Investors must understand the risks associated with junk bonds and make an informed decision about their suitability for a particular portfolio.
Overall, it depends on individual investor goals and objectives when determining if investing in junk bonds is preferable to stocks.
It may be beneficial for investors to consult with a financial advisor or other experienced investment professionals to determine whether junk bonds are better suited for their investment needs than stocks and other investment types.
In addition, there are certain advantages that both stocks and junk bonds have over each other.
Stocks generally provide more potential upside as companies increase in value, while junk bonds can offer investors a steady income stream due to their higher interest payments.
Ultimately, the decision between stocks and junk bonds is a personal one that must be made on an individual basis. Investors should consider their own unique financial situation and goals when determining which asset class is best for them.
The key takeaway is that there are risks associated with investing in both stocks and junk bonds; however, different types of investments have different strengths and weaknesses that should be taken into account before making any decisions.
Different types of assets also come with different levels of risk and reward – it’s important to do your research before committing to either asset.
FAQs – Junk Bonds
Is buying junk bonds a good idea?
When done with caution and research, investing in junk bonds can be a viable option for investors looking to diversify their portfolios and earn higher yields than what other types of investments typically offer.
Overall, it is important to do extensive research before investing in any type of bond.
Understanding the risks associated with such investments, as well as the potential rewards that come along with them, is key to making informed decisions when it comes to adding these instruments to your portfolio.
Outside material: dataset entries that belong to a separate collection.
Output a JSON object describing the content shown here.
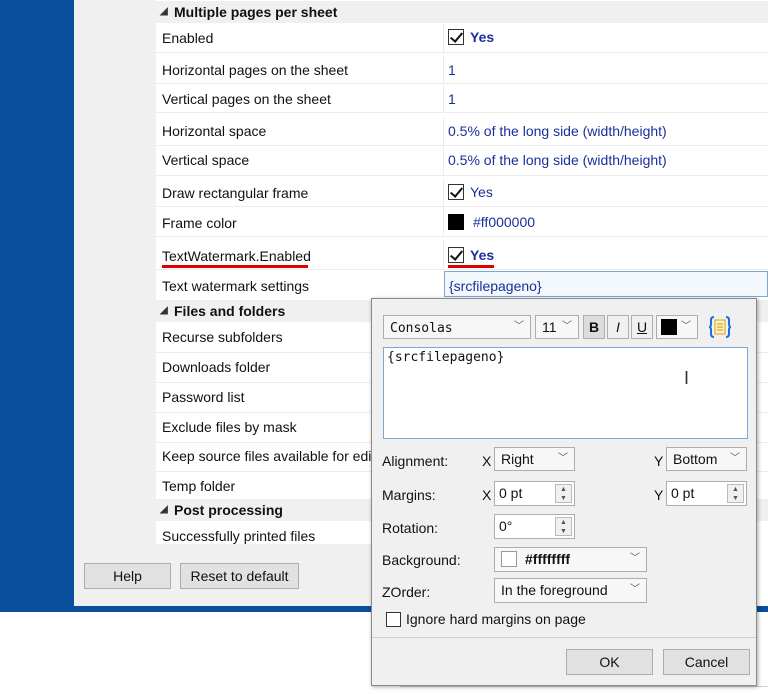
{
  "properties": {
    "categories": {
      "multiple_pages": "Multiple pages per sheet",
      "files_folders": "Files and folders",
      "post_processing": "Post processing"
    },
    "rows": {
      "enabled": {
        "label": "Enabled",
        "value": "Yes"
      },
      "h_pages": {
        "label": "Horizontal pages on the sheet",
        "value": "1"
      },
      "v_pages": {
        "label": "Vertical pages on the sheet",
        "value": "1"
      },
      "h_space": {
        "label": "Horizontal space",
        "value": "0.5% of the long side (width/height)"
      },
      "v_space": {
        "label": "Vertical space",
        "value": "0.5% of the long side (width/height)"
      },
      "draw_frame": {
        "label": "Draw rectangular frame",
        "value": "Yes"
      },
      "frame_color": {
        "label": "Frame color",
        "value": "#ff000000"
      },
      "watermark_enabled": {
        "label": "TextWatermark.Enabled",
        "value": "Yes"
      },
      "watermark_settings": {
        "label": "Text watermark settings",
        "value": "{srcfilepageno}"
      },
      "recurse": {
        "label": "Recurse subfolders"
      },
      "downloads": {
        "label": "Downloads folder"
      },
      "password": {
        "label": "Password list"
      },
      "exclude": {
        "label": "Exclude files by mask"
      },
      "keep_source": {
        "label": "Keep source files available for editing"
      },
      "temp": {
        "label": "Temp folder"
      },
      "printed": {
        "label": "Successfully printed files"
      }
    }
  },
  "buttons": {
    "help": "Help",
    "reset": "Reset to default"
  },
  "popup": {
    "font": "Consolas",
    "size": "11",
    "bold": "B",
    "italic": "I",
    "underline": "U",
    "text": "{srcfilepageno}",
    "alignment_label": "Alignment:",
    "x": "X",
    "y": "Y",
    "align_x": "Right",
    "align_y": "Bottom",
    "margins_label": "Margins:",
    "margin_x": "0 pt",
    "margin_y": "0 pt",
    "rotation_label": "Rotation:",
    "rotation": "0°",
    "background_label": "Background:",
    "background": "#ffffffff",
    "zorder_label": "ZOrder:",
    "zorder": "In the foreground",
    "ignore_margins": "Ignore hard margins on page",
    "ok": "OK",
    "cancel": "Cancel"
  },
  "colors": {
    "accent_blue": "#0a4e9e",
    "value_blue": "#1a2f9c",
    "highlight_red": "#e00000"
  },
  "icons": {
    "insert_macro": "braces-document-icon"
  }
}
Discussing these investments with a financial advisor or an expert investor may also help you make sounder decisions about which bonds are right for your unique circumstances.
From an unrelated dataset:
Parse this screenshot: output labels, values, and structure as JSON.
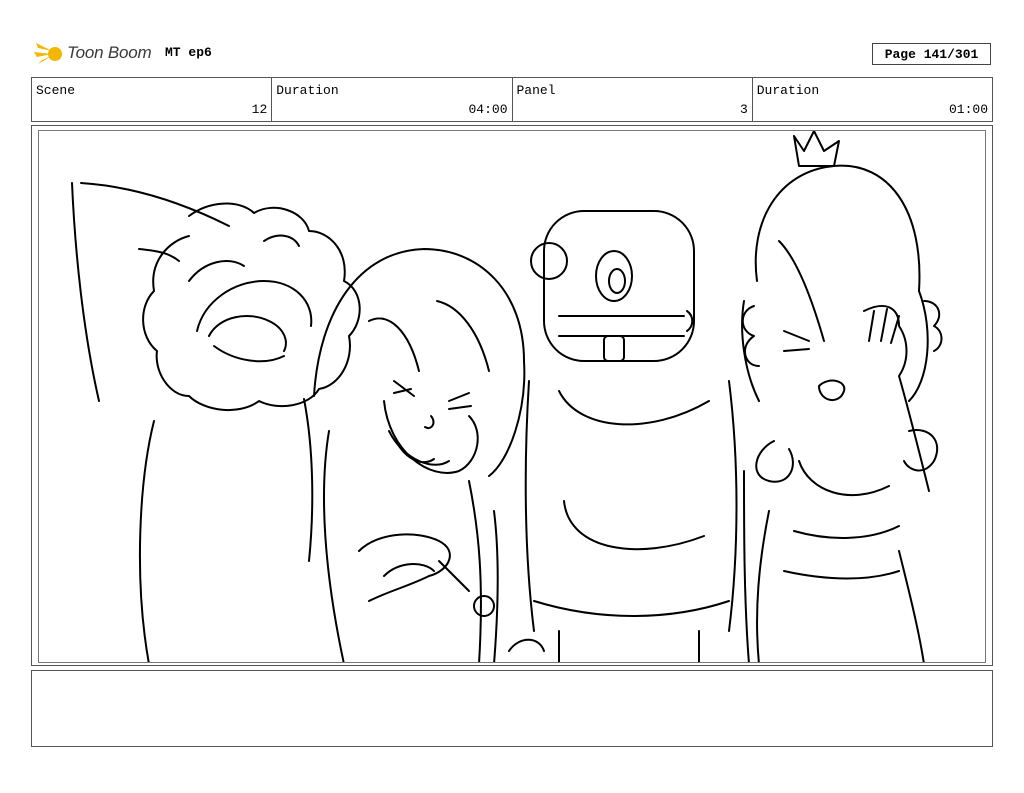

What is purpose of junk bonds?
Junk bonds are used by companies to raise capital in order to finance their operations.
They come with higher yields due to the risk associated with them, and investors who choose to buy junk bonds may be compensated for taking on additional risk if the bond performs well.
In addition, some investors use junk bonds as part of a diversified portfolio since they offer higher yields than other types of investments.
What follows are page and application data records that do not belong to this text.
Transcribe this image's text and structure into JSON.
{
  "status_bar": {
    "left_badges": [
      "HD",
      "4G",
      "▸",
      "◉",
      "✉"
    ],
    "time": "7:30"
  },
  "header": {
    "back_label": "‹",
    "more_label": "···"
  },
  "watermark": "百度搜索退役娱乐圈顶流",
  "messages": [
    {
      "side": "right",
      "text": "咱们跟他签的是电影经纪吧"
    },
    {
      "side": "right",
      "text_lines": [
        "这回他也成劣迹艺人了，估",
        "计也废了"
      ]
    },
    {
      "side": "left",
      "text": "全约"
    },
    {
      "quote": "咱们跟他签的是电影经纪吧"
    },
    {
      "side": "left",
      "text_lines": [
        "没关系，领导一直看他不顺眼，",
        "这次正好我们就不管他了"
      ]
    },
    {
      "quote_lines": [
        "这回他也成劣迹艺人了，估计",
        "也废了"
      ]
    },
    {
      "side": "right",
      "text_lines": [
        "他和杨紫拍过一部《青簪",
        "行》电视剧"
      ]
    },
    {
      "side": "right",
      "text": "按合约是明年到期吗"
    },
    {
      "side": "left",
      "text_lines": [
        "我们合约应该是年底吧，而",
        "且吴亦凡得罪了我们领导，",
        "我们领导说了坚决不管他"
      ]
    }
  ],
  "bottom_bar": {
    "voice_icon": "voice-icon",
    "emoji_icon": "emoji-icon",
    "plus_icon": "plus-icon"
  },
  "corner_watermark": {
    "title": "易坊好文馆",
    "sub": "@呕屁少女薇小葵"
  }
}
However, it is important to understand the risks associated with these instruments before committing any money to them.
What is a good yield for junk bonds?
The yield on a junk bond depends on several factors including the issuer’s credit rating, market conditions, and investor demand.
Generally speaking, yields on junk bonds typically range from 5-10 percent, with higher yields corresponding to higher risks.
It is important for investors to compare current yields against other investments before deciding if the additional risk associated with a junk bond is worth taking on.
Additionally, it is important to keep in mind that past performance does not guarantee future results and that no investment is without risk.
Are junk bonds profitable?
Yes, junk bonds can be profitable if you are sufficiently compensated for the credit risk.
On a mark-to-market basis, changes in interest rates and credit risk will influence the profitability of an investment.
Conclusion – Junk Bonds
Overall, junk bonds can offer an attractive opportunity for investors who are comfortable with taking on additional risk in exchange for higher yields.
However, it is important to conduct thorough research into the issuer and its creditworthiness before investing.
Diversification is also recommended in order to help spread out the potential risks associated with these investments.
Additionally, investors should also keep a close watch on interest rates as this could affect the performance of their investments over time.
All things considered, provided that you have done your due diligence and understand the risks involved, junk bonds can be a viable option for those looking to diversify their portfolios and potentially increase their returns.